A couple of months ago, I got the semi-psychotic idea to search for numbers and strings in the digits of the square root of 2. The idea is hardly unique. There has been a fair amount of research into this area, a variation on the infinite monkeys typing on a typewriter theorem.

Why Root 2?

Because it wasn't Pi. Pi is the probably the most studied math constant, so I wanted to start with something fundamental that wasn't pi.

I needed an irrational constant, one that generated an infinite stream of random numbers, and root 2 was as good a choice as any. I might argue that root 2 is even more commonly encountered than pi, in that it is found in the hypotenuse of a 1x1 square. Surely, 1x1 squares are more common than circles in the modern world.

Infinite Integers

The first challenge was to find or generate the integers of root 2. With a quick search, I found up to 10 million digit files that had been created by NASA. While a good start, I wanted a lot more than 10 million digits. I ended up using the 1 million file from NASA as a control file to make sure that any other method I used to generate digits was validated by NASA. My starting target was 1 billion digits, but I wanted the ability to go to an arbitrary number.

When I started thinking about how to generate digits with a computer, I realized there were some unique hurdles in trying to calculate infinite precision numbers. First, standard machine data types fail at the task. 64-bit integers give you a large work space, but floating point numbers are notorious about losing precision. The math libraries of most languages work to about 15 digits, so those were out.

I found more than 10 methods documented to compute square roots.

Baby Steps

The first attempt to calculate the square root of 2 was actually written by a colleague who was intrigued enough to implement the Babylonian method in clojure. The first few tests seemed promising and matched the NASA file up to roughly 25,000 digits. Where it broke down was after about 20 iterations where the run time exceeded 18 hours. Getting to a very large number of digits did not appear to be practical.

The next attempt was one I wrote using the Duplex method (in ruby). Duplex has the advantage of computing one digit at a time and I was hoping this would avoid some of the problems with doing multiplication with millions of digits. There may have been a flaw in my ruby implementation because it got off track past digit 53 when I compared the results with the NASA file. I was careful to follow the example I found in Wikipedia, but I must have made some kind of mistake because it always diverged.

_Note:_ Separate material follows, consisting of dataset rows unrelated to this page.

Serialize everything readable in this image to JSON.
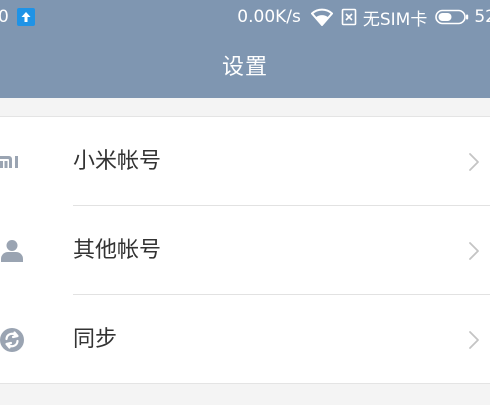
{
  "status_bar": {
    "notification_count": "0",
    "upload_icon": "upload-arrow-icon",
    "net_speed": "0.00K/s",
    "wifi_icon": "wifi-icon",
    "sim_icon": "no-sim-icon",
    "sim_text": "无SIM卡",
    "battery_icon": "battery-icon",
    "battery_level": "52"
  },
  "header": {
    "title": "设置",
    "background_color": "#7f96b1"
  },
  "settings": {
    "items": [
      {
        "label": "小米帐号",
        "icon": "mi-logo-icon"
      },
      {
        "label": "其他帐号",
        "icon": "person-icon"
      },
      {
        "label": "同步",
        "icon": "sync-icon"
      }
    ]
  },
  "colors": {
    "icon": "#9aa4b2",
    "text": "#333333",
    "chevron": "#c4c4c4"
  }
}
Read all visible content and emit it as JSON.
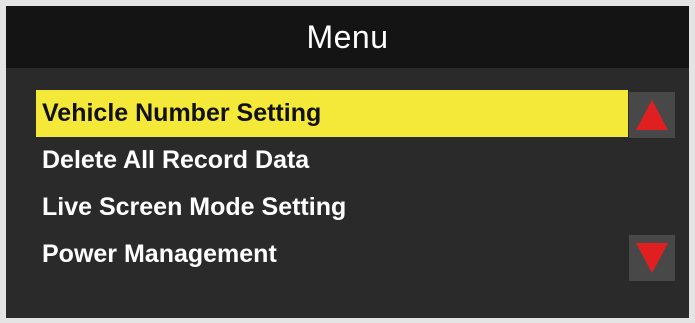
{
  "window": {
    "title": "Menu"
  },
  "menu": {
    "items": [
      {
        "label": "Vehicle Number Setting",
        "selected": true
      },
      {
        "label": "Delete All Record Data",
        "selected": false
      },
      {
        "label": "Live Screen Mode Setting",
        "selected": false
      },
      {
        "label": "Power Management",
        "selected": false
      }
    ]
  },
  "scroll": {
    "up_icon": "triangle-up-icon",
    "down_icon": "triangle-down-icon"
  },
  "colors": {
    "highlight": "#f4e838",
    "arrow": "#e02020",
    "background": "#2a2a2a",
    "header": "#141414"
  }
}
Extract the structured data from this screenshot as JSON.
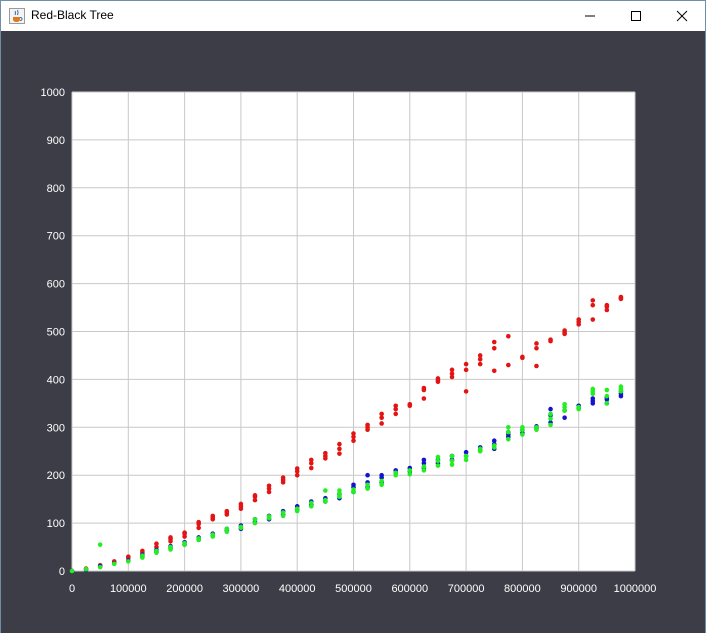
{
  "window": {
    "title": "Red-Black Tree",
    "icon": "java-cup-icon",
    "controls": [
      "minimize-icon",
      "maximize-icon",
      "close-icon"
    ]
  },
  "colors": {
    "background": "#3c3d46",
    "plot_area": "#ffffff",
    "grid": "#c8c8c8",
    "series_red": "#e31414",
    "series_blue": "#1414cc",
    "series_green": "#22ee22"
  },
  "chart_data": {
    "type": "scatter",
    "title": "",
    "xlabel": "",
    "ylabel": "",
    "xlim": [
      0,
      1000000
    ],
    "ylim": [
      0,
      1000
    ],
    "grid": true,
    "legend": "none",
    "x_ticks": [
      "0",
      "100000",
      "200000",
      "300000",
      "400000",
      "500000",
      "600000",
      "700000",
      "800000",
      "900000",
      "1000000"
    ],
    "y_ticks": [
      "0",
      "100",
      "200",
      "300",
      "400",
      "500",
      "600",
      "700",
      "800",
      "900",
      "1000"
    ],
    "series": [
      {
        "color": "#e31414",
        "points": [
          [
            0,
            0
          ],
          [
            25000,
            5
          ],
          [
            50000,
            12
          ],
          [
            75000,
            20
          ],
          [
            100000,
            28
          ],
          [
            100000,
            30
          ],
          [
            125000,
            38
          ],
          [
            125000,
            42
          ],
          [
            150000,
            50
          ],
          [
            150000,
            57
          ],
          [
            175000,
            62
          ],
          [
            175000,
            67
          ],
          [
            175000,
            70
          ],
          [
            200000,
            72
          ],
          [
            200000,
            78
          ],
          [
            200000,
            80
          ],
          [
            225000,
            90
          ],
          [
            225000,
            98
          ],
          [
            225000,
            102
          ],
          [
            250000,
            108
          ],
          [
            250000,
            112
          ],
          [
            250000,
            115
          ],
          [
            275000,
            118
          ],
          [
            275000,
            122
          ],
          [
            275000,
            125
          ],
          [
            300000,
            130
          ],
          [
            300000,
            135
          ],
          [
            300000,
            140
          ],
          [
            325000,
            148
          ],
          [
            325000,
            155
          ],
          [
            325000,
            158
          ],
          [
            350000,
            165
          ],
          [
            350000,
            172
          ],
          [
            350000,
            178
          ],
          [
            375000,
            185
          ],
          [
            375000,
            190
          ],
          [
            375000,
            195
          ],
          [
            400000,
            200
          ],
          [
            400000,
            208
          ],
          [
            400000,
            214
          ],
          [
            425000,
            215
          ],
          [
            425000,
            225
          ],
          [
            425000,
            232
          ],
          [
            450000,
            235
          ],
          [
            450000,
            240
          ],
          [
            450000,
            246
          ],
          [
            475000,
            245
          ],
          [
            475000,
            255
          ],
          [
            475000,
            265
          ],
          [
            500000,
            272
          ],
          [
            500000,
            280
          ],
          [
            500000,
            287
          ],
          [
            525000,
            295
          ],
          [
            525000,
            300
          ],
          [
            525000,
            305
          ],
          [
            550000,
            308
          ],
          [
            550000,
            320
          ],
          [
            550000,
            328
          ],
          [
            575000,
            328
          ],
          [
            575000,
            338
          ],
          [
            575000,
            345
          ],
          [
            600000,
            345
          ],
          [
            600000,
            348
          ],
          [
            625000,
            360
          ],
          [
            625000,
            378
          ],
          [
            625000,
            382
          ],
          [
            650000,
            395
          ],
          [
            650000,
            398
          ],
          [
            650000,
            402
          ],
          [
            675000,
            405
          ],
          [
            675000,
            412
          ],
          [
            675000,
            420
          ],
          [
            700000,
            375
          ],
          [
            700000,
            420
          ],
          [
            700000,
            432
          ],
          [
            725000,
            432
          ],
          [
            725000,
            442
          ],
          [
            725000,
            450
          ],
          [
            750000,
            418
          ],
          [
            750000,
            465
          ],
          [
            750000,
            478
          ],
          [
            775000,
            430
          ],
          [
            775000,
            490
          ],
          [
            800000,
            445
          ],
          [
            800000,
            447
          ],
          [
            825000,
            428
          ],
          [
            825000,
            465
          ],
          [
            825000,
            475
          ],
          [
            850000,
            480
          ],
          [
            850000,
            483
          ],
          [
            875000,
            495
          ],
          [
            875000,
            498
          ],
          [
            875000,
            502
          ],
          [
            900000,
            515
          ],
          [
            900000,
            520
          ],
          [
            900000,
            525
          ],
          [
            925000,
            525
          ],
          [
            925000,
            555
          ],
          [
            925000,
            565
          ],
          [
            950000,
            545
          ],
          [
            950000,
            552
          ],
          [
            950000,
            555
          ],
          [
            975000,
            568
          ],
          [
            975000,
            570
          ],
          [
            975000,
            572
          ]
        ]
      },
      {
        "color": "#1414cc",
        "points": [
          [
            0,
            0
          ],
          [
            25000,
            3
          ],
          [
            50000,
            10
          ],
          [
            75000,
            16
          ],
          [
            100000,
            22
          ],
          [
            125000,
            30
          ],
          [
            125000,
            34
          ],
          [
            150000,
            40
          ],
          [
            150000,
            44
          ],
          [
            175000,
            48
          ],
          [
            175000,
            52
          ],
          [
            200000,
            55
          ],
          [
            200000,
            60
          ],
          [
            225000,
            65
          ],
          [
            225000,
            70
          ],
          [
            250000,
            74
          ],
          [
            250000,
            78
          ],
          [
            275000,
            84
          ],
          [
            275000,
            88
          ],
          [
            300000,
            88
          ],
          [
            300000,
            95
          ],
          [
            325000,
            102
          ],
          [
            325000,
            108
          ],
          [
            350000,
            108
          ],
          [
            350000,
            115
          ],
          [
            375000,
            118
          ],
          [
            375000,
            125
          ],
          [
            400000,
            128
          ],
          [
            400000,
            135
          ],
          [
            425000,
            138
          ],
          [
            425000,
            145
          ],
          [
            450000,
            145
          ],
          [
            450000,
            152
          ],
          [
            475000,
            152
          ],
          [
            475000,
            160
          ],
          [
            500000,
            165
          ],
          [
            500000,
            175
          ],
          [
            500000,
            180
          ],
          [
            525000,
            175
          ],
          [
            525000,
            185
          ],
          [
            525000,
            200
          ],
          [
            550000,
            185
          ],
          [
            550000,
            195
          ],
          [
            550000,
            200
          ],
          [
            575000,
            205
          ],
          [
            575000,
            210
          ],
          [
            600000,
            208
          ],
          [
            600000,
            215
          ],
          [
            625000,
            215
          ],
          [
            625000,
            225
          ],
          [
            625000,
            232
          ],
          [
            650000,
            225
          ],
          [
            650000,
            232
          ],
          [
            675000,
            232
          ],
          [
            675000,
            240
          ],
          [
            700000,
            240
          ],
          [
            700000,
            248
          ],
          [
            725000,
            252
          ],
          [
            725000,
            258
          ],
          [
            750000,
            255
          ],
          [
            750000,
            265
          ],
          [
            750000,
            272
          ],
          [
            775000,
            280
          ],
          [
            775000,
            285
          ],
          [
            775000,
            290
          ],
          [
            800000,
            288
          ],
          [
            800000,
            295
          ],
          [
            825000,
            298
          ],
          [
            825000,
            302
          ],
          [
            850000,
            310
          ],
          [
            850000,
            325
          ],
          [
            850000,
            338
          ],
          [
            875000,
            320
          ],
          [
            875000,
            335
          ],
          [
            900000,
            340
          ],
          [
            900000,
            345
          ],
          [
            925000,
            350
          ],
          [
            925000,
            355
          ],
          [
            925000,
            360
          ],
          [
            950000,
            350
          ],
          [
            950000,
            358
          ],
          [
            950000,
            362
          ],
          [
            975000,
            365
          ],
          [
            975000,
            370
          ],
          [
            975000,
            375
          ]
        ]
      },
      {
        "color": "#22ee22",
        "points": [
          [
            0,
            0
          ],
          [
            25000,
            4
          ],
          [
            50000,
            55
          ],
          [
            50000,
            8
          ],
          [
            75000,
            15
          ],
          [
            100000,
            20
          ],
          [
            125000,
            28
          ],
          [
            125000,
            32
          ],
          [
            150000,
            38
          ],
          [
            150000,
            42
          ],
          [
            175000,
            45
          ],
          [
            175000,
            50
          ],
          [
            200000,
            55
          ],
          [
            200000,
            58
          ],
          [
            225000,
            65
          ],
          [
            225000,
            68
          ],
          [
            250000,
            72
          ],
          [
            250000,
            76
          ],
          [
            275000,
            82
          ],
          [
            275000,
            88
          ],
          [
            300000,
            90
          ],
          [
            300000,
            92
          ],
          [
            325000,
            100
          ],
          [
            325000,
            108
          ],
          [
            350000,
            110
          ],
          [
            350000,
            114
          ],
          [
            375000,
            115
          ],
          [
            375000,
            122
          ],
          [
            400000,
            125
          ],
          [
            400000,
            130
          ],
          [
            425000,
            135
          ],
          [
            425000,
            142
          ],
          [
            450000,
            145
          ],
          [
            450000,
            148
          ],
          [
            450000,
            168
          ],
          [
            475000,
            155
          ],
          [
            475000,
            162
          ],
          [
            475000,
            168
          ],
          [
            500000,
            165
          ],
          [
            500000,
            170
          ],
          [
            525000,
            172
          ],
          [
            525000,
            180
          ],
          [
            550000,
            180
          ],
          [
            550000,
            188
          ],
          [
            575000,
            200
          ],
          [
            575000,
            205
          ],
          [
            600000,
            202
          ],
          [
            600000,
            210
          ],
          [
            625000,
            210
          ],
          [
            625000,
            218
          ],
          [
            650000,
            220
          ],
          [
            650000,
            230
          ],
          [
            650000,
            238
          ],
          [
            675000,
            222
          ],
          [
            675000,
            230
          ],
          [
            675000,
            240
          ],
          [
            700000,
            232
          ],
          [
            700000,
            240
          ],
          [
            725000,
            250
          ],
          [
            725000,
            255
          ],
          [
            750000,
            258
          ],
          [
            750000,
            262
          ],
          [
            775000,
            275
          ],
          [
            775000,
            290
          ],
          [
            775000,
            300
          ],
          [
            800000,
            285
          ],
          [
            800000,
            295
          ],
          [
            800000,
            300
          ],
          [
            825000,
            295
          ],
          [
            825000,
            300
          ],
          [
            850000,
            305
          ],
          [
            850000,
            318
          ],
          [
            850000,
            328
          ],
          [
            875000,
            335
          ],
          [
            875000,
            342
          ],
          [
            875000,
            348
          ],
          [
            900000,
            338
          ],
          [
            900000,
            342
          ],
          [
            925000,
            370
          ],
          [
            925000,
            375
          ],
          [
            925000,
            380
          ],
          [
            950000,
            350
          ],
          [
            950000,
            365
          ],
          [
            950000,
            378
          ],
          [
            975000,
            375
          ],
          [
            975000,
            380
          ],
          [
            975000,
            385
          ]
        ]
      }
    ]
  }
}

Standing on Shoulders

Like any good programmer, I quickly decided to search for working code that someone else had written. I found a very old C++ implementation, but also a handful of working programs. The one I tried first was PiFast.

PiFast is a Windows program that can calculate many constants in addition to Pi. Since my main computer is a Macbook, I loaded it into my VMware virtual machine running XP. As you might imagine, it was more than a little CPU intensive. After a few short trial runs, I let it loose on a 1 billion digit computation that for all intents locked my machine for about 11 hours. At the end, I had a file of 1 billion digits, the first million of which validated perfectly against the NASA file.

To validate and test the file -- a 1 gigabyte file -- I wrote a number of scripts (ruby is my scripting language of choice these days) to test the digits, and manipulate the file in several ways.

In my next post, I'll talk about how I converted digits to letters and what my early searches turned up.